Problem description: Every line of the listing that contains the word "Smith" is to be copied out.

___ Record excerpts

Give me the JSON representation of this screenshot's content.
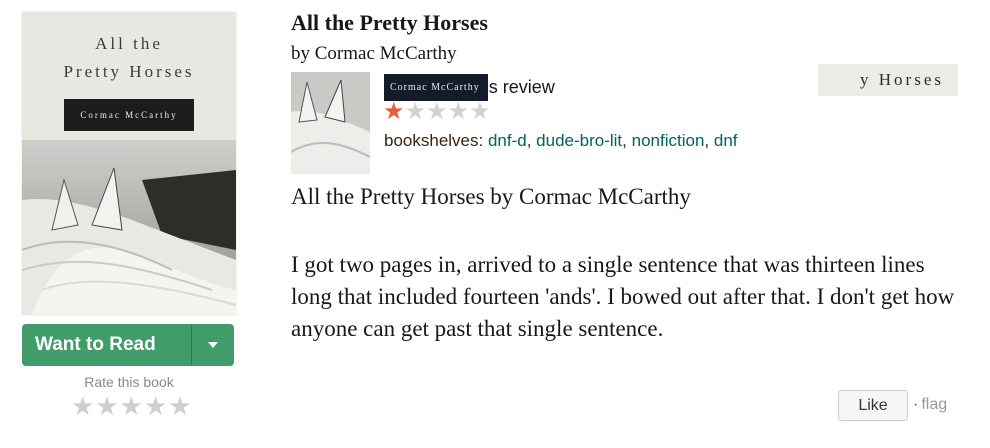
{
  "cover": {
    "title_line1": "All the",
    "title_line2": "Pretty Horses",
    "author": "Cormac McCarthy"
  },
  "actions": {
    "want_to_read": "Want to Read",
    "rate_label": "Rate this book",
    "rate_stars": [
      "★",
      "★",
      "★",
      "★",
      "★"
    ]
  },
  "book": {
    "title": "All the Pretty Horses",
    "author_line": "by Cormac McCarthy"
  },
  "review": {
    "reviewer_redacted": "Cormac McCarthy",
    "reviewer_suffix": "s review",
    "rating": 1,
    "stars_max": 5,
    "shelves_label": "bookshelves:",
    "shelves": [
      "dnf-d",
      "dude-bro-lit",
      "nonfiction",
      "dnf"
    ],
    "banner_text": "y Horses",
    "heading": "All the Pretty Horses by Cormac McCarthy",
    "body": "I got two pages in, arrived to a single sentence that was thirteen lines long that included fourteen 'ands'. I bowed out after that. I don't get how anyone can get past that single sentence.",
    "like_label": "Like",
    "flag_label": "flag"
  },
  "colors": {
    "accent_green": "#409d69",
    "link_teal": "#00635d",
    "star_rated": "#e95c3c"
  }
}
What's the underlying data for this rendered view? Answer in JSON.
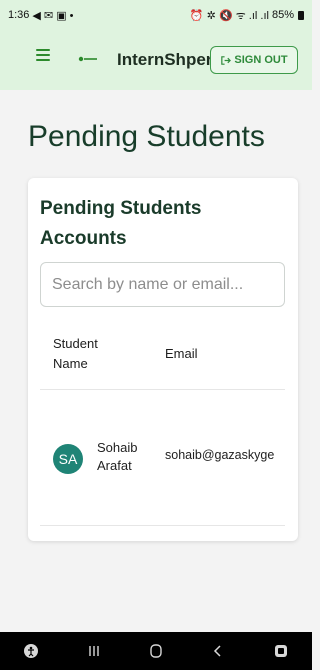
{
  "status_bar": {
    "time": "1:36",
    "left_icons": "◀ ✉ ▣ •",
    "right_icons": "⏰ ✲ 🔇 ᯤ .ıl .ıl",
    "battery_text": "85%"
  },
  "app_bar": {
    "title": "InternShpere",
    "sign_out_label": "SIGN OUT"
  },
  "page": {
    "title": "Pending Students"
  },
  "card": {
    "title": "Pending Students Accounts",
    "search": {
      "placeholder": "Search by name or email...",
      "value": ""
    },
    "columns": {
      "name": "Student Name",
      "email": "Email"
    },
    "rows": [
      {
        "initials": "SA",
        "name": "Sohaib Arafat",
        "email": "sohaib@gazaskyge"
      }
    ]
  },
  "colors": {
    "app_bar_bg": "#dff3df",
    "accent_green": "#2e8a3a",
    "avatar_bg": "#1f8476",
    "title_text": "#183d2a"
  },
  "icons": {
    "menu": "hamburger-icon",
    "sign_out": "sign-out-icon",
    "nav_recents": "recents-icon",
    "nav_home": "home-icon",
    "nav_back": "back-icon"
  }
}
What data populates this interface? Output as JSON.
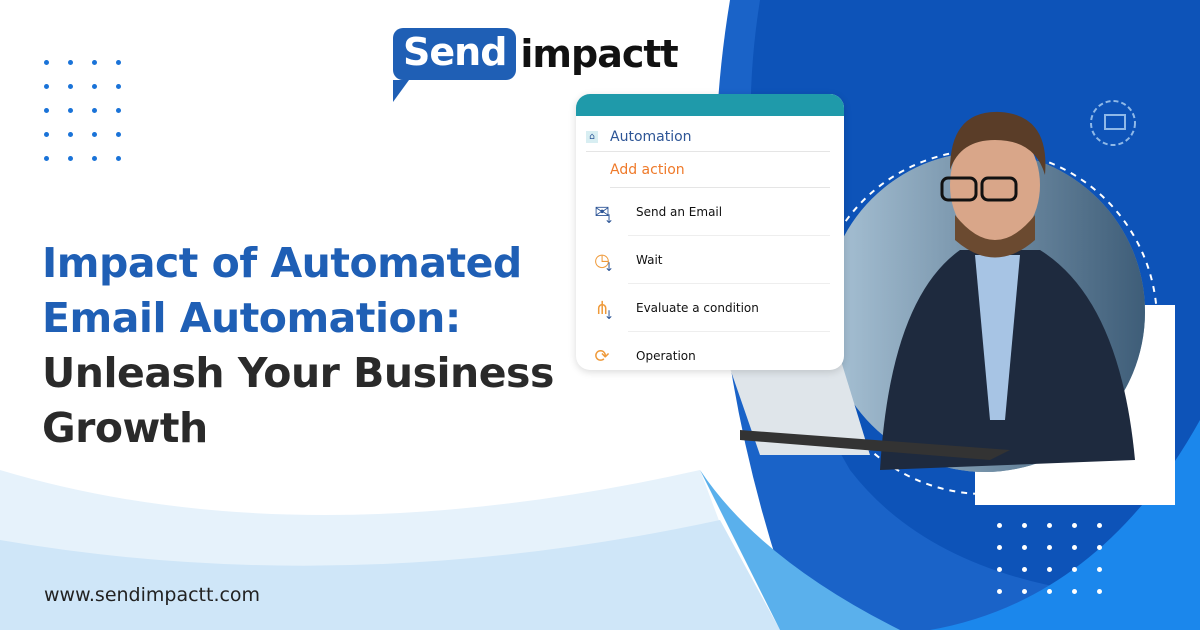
{
  "brand": {
    "logo_part1": "Send",
    "logo_part2": "impactt",
    "primary": "#1f5fb5",
    "accent": "#ef7a2a",
    "teal": "#1f9aaa"
  },
  "headline": {
    "line1": "Impact of Automated",
    "line2": "Email Automation:",
    "line3": "Unleash Your Business",
    "line4": "Growth"
  },
  "card": {
    "title": "Automation",
    "add_action": "Add action",
    "steps": [
      {
        "label": "Send an Email",
        "icon": "email-icon"
      },
      {
        "label": "Wait",
        "icon": "clock-icon"
      },
      {
        "label": "Evaluate a condition",
        "icon": "hierarchy-icon"
      },
      {
        "label": "Operation",
        "icon": "cycle-icon"
      }
    ]
  },
  "footer": {
    "url": "www.sendimpactt.com"
  }
}
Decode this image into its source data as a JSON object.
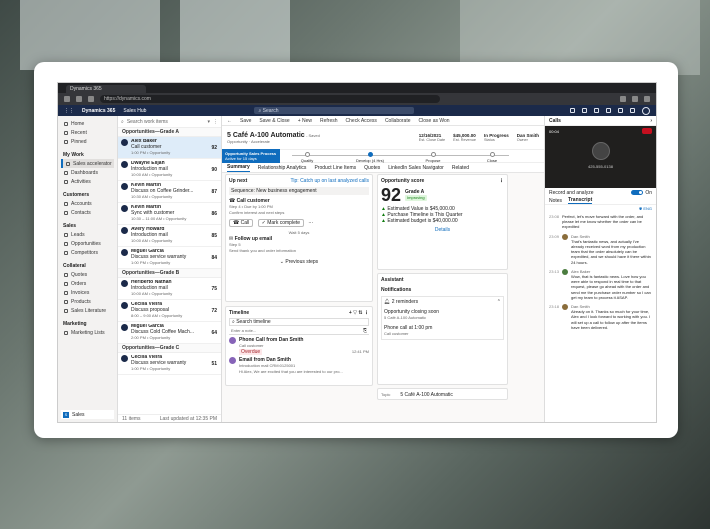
{
  "browser": {
    "tab_title": "Dynamics 365",
    "url": "https://dynamics.com"
  },
  "app": {
    "brand": "Dynamics 365",
    "area": "Sales Hub",
    "search_placeholder": "Search"
  },
  "nav": {
    "top": [
      {
        "label": "Home"
      },
      {
        "label": "Recent"
      },
      {
        "label": "Pinned"
      }
    ],
    "groups": [
      {
        "title": "My Work",
        "items": [
          {
            "label": "Sales accelerator",
            "active": true
          },
          {
            "label": "Dashboards"
          },
          {
            "label": "Activities"
          }
        ]
      },
      {
        "title": "Customers",
        "items": [
          {
            "label": "Accounts"
          },
          {
            "label": "Contacts"
          }
        ]
      },
      {
        "title": "Sales",
        "items": [
          {
            "label": "Leads"
          },
          {
            "label": "Opportunities"
          },
          {
            "label": "Competitors"
          }
        ]
      },
      {
        "title": "Collateral",
        "items": [
          {
            "label": "Quotes"
          },
          {
            "label": "Orders"
          },
          {
            "label": "Invoices"
          },
          {
            "label": "Products"
          },
          {
            "label": "Sales Literature"
          }
        ]
      },
      {
        "title": "Marketing",
        "items": [
          {
            "label": "Marketing Lists"
          }
        ]
      }
    ],
    "footer": {
      "badge": "S",
      "label": "Sales"
    }
  },
  "worklist": {
    "search_placeholder": "Search work items",
    "groups": [
      {
        "title": "Opportunities—Grade A",
        "items": [
          {
            "name": "Alex Baker",
            "task": "Call customer",
            "sub": "1:00 PM • Opportunity",
            "score": "92",
            "selected": true
          },
          {
            "name": "Dwayne Elijah",
            "task": "Introduction mail",
            "sub": "10:00 AM • Opportunity",
            "score": "90"
          },
          {
            "name": "Kevin Martin",
            "task": "Discuss on Coffee Grinder...",
            "sub": "10:30 AM • Opportunity",
            "score": "87"
          },
          {
            "name": "Kevin Martin",
            "task": "Sync with customer",
            "sub": "10:30 – 11:00 AM • Opportunity",
            "score": "86"
          },
          {
            "name": "Avery Howard",
            "task": "Introduction mail",
            "sub": "10:00 AM • Opportunity",
            "score": "85"
          },
          {
            "name": "Miguel Garcia",
            "task": "Discuss service warranty",
            "sub": "1:00 PM • Opportunity",
            "score": "84"
          }
        ]
      },
      {
        "title": "Opportunities—Grade B",
        "items": [
          {
            "name": "Heriberto Nathan",
            "task": "Introduction mail",
            "sub": "10:00 AM • Opportunity",
            "score": "75"
          },
          {
            "name": "Cecilia Vieira",
            "task": "Discuss proposal",
            "sub": "8:00 – 9:00 AM • Opportunity",
            "score": "72"
          },
          {
            "name": "Miguel Garcia",
            "task": "Discuss Cold Coffee Mach...",
            "sub": "2:00 PM • Opportunity",
            "score": "64"
          }
        ]
      },
      {
        "title": "Opportunities—Grade C",
        "items": [
          {
            "name": "Cecilia Vieira",
            "task": "Discuss service warranty",
            "sub": "1:00 PM • Opportunity",
            "score": "51"
          }
        ]
      }
    ],
    "footer_count": "11 items",
    "footer_updated": "Last updated at 12:35 PM"
  },
  "commands": [
    "Save",
    "Save & Close",
    "+ New",
    "Refresh",
    "Check Access",
    "Collaborate",
    "Close as Won"
  ],
  "record": {
    "title": "5 Café A-100 Automatic",
    "saved": "- Saved",
    "subtitle": "Opportunity · Accelerate",
    "meta": [
      {
        "value": "12/16/2021",
        "label": "Est. Close Date"
      },
      {
        "value": "$45,000.00",
        "label": "Est. Revenue"
      },
      {
        "value": "In Progress",
        "label": "Status"
      },
      {
        "value": "Dan Smith",
        "label": "Owner"
      }
    ]
  },
  "bpf": {
    "active_title": "Opportunity Sales Process",
    "active_sub": "Active for 15 days",
    "stages": [
      {
        "label": "Qualify",
        "current": false
      },
      {
        "label": "Develop (4 Hrs)",
        "current": true
      },
      {
        "label": "Propose",
        "current": false
      },
      {
        "label": "Close",
        "current": false
      }
    ]
  },
  "tabs": [
    {
      "label": "Summary",
      "active": true
    },
    {
      "label": "Relationship Analytics"
    },
    {
      "label": "Product Line Items"
    },
    {
      "label": "Quotes"
    },
    {
      "label": "LinkedIn Sales Navigator"
    },
    {
      "label": "Related"
    }
  ],
  "upnext": {
    "title": "Up next",
    "tip": "Tip: Catch up on last analyzed calls",
    "sequence": "Sequence: New business engagement",
    "task_title": "Call customer",
    "task_sub": "Step 4 • Due by 1:00 PM",
    "task_desc": "Confirm interest and next steps",
    "call_btn": "Call",
    "complete_btn": "Mark complete",
    "waiting": "Wait 5 days",
    "next_title": "Follow up email",
    "next_sub": "Step 5",
    "next_desc": "Send thank you and order information",
    "prev": "Previous steps"
  },
  "score": {
    "title": "Opportunity score",
    "value": "92",
    "grade": "Grade A",
    "trend": "Improving",
    "factors": [
      "Estimated Value is $45,000.00",
      "Purchase Timeline is This Quarter",
      "Estimated budget is $40,000.00"
    ],
    "details": "Details"
  },
  "assistant": {
    "title": "Assistant",
    "notifications": "Notifications",
    "reminders": "2 reminders",
    "items": [
      {
        "title": "Opportunity closing soon",
        "sub": "5 Café A-100 Automatic"
      },
      {
        "title": "Phone call at 1:00 pm",
        "sub": "Call customer"
      }
    ]
  },
  "timeline": {
    "title": "Timeline",
    "search": "Search timeline",
    "note": "Enter a note...",
    "entries": [
      {
        "title": "Phone Call from Dan Smith",
        "sub": "Call customer",
        "badge": "Overdue",
        "time": "12:41 PM"
      },
      {
        "title": "Email from Dan Smith",
        "sub": "Introduction mail CRM:0125001",
        "desc": "Hi Alex, We are excited that you are interested to our pro..."
      }
    ]
  },
  "topic": {
    "label": "Topic",
    "value": "5 Café A-100 Automatic"
  },
  "calls": {
    "title": "Calls",
    "timer": "00:04",
    "number": "425-555-0138",
    "record_label": "Record and analyze",
    "record_state": "On",
    "subtabs": [
      {
        "label": "Notes"
      },
      {
        "label": "Transcript",
        "active": true
      }
    ],
    "lang": "ENG",
    "messages": [
      {
        "time": "23:08",
        "speaker": "",
        "text": "Perfect, let's move forward with the order, and please let me know whether the order can be expedited"
      },
      {
        "time": "23:09",
        "speaker": "Dan Smith",
        "text": "That's fantastic news, and actually I've already received word from my production team that the order absolutely can be expedited, and we should have it there within 24 hours."
      },
      {
        "time": "23:13",
        "speaker": "Alex Baker",
        "text": "Wow, that is fantastic news. Love how you were able to respond in real time to that request, please go ahead with the order and send me the purchase order number so I can get my team to process it ASAP."
      },
      {
        "time": "23:18",
        "speaker": "Dan Smith",
        "text": "Already on it. Thanks so much for your time, Alex and I look forward to working with you. I will set up a call to follow up after the items have been delivered."
      }
    ]
  }
}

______

Completed exercise:
        "value": "Dan Smith",
        "title": "Phone Call from Dan Smith",
        "title": "Email from Dan Smith",
        "speaker": "Dan Smith",
        "speaker": "Dan Smith",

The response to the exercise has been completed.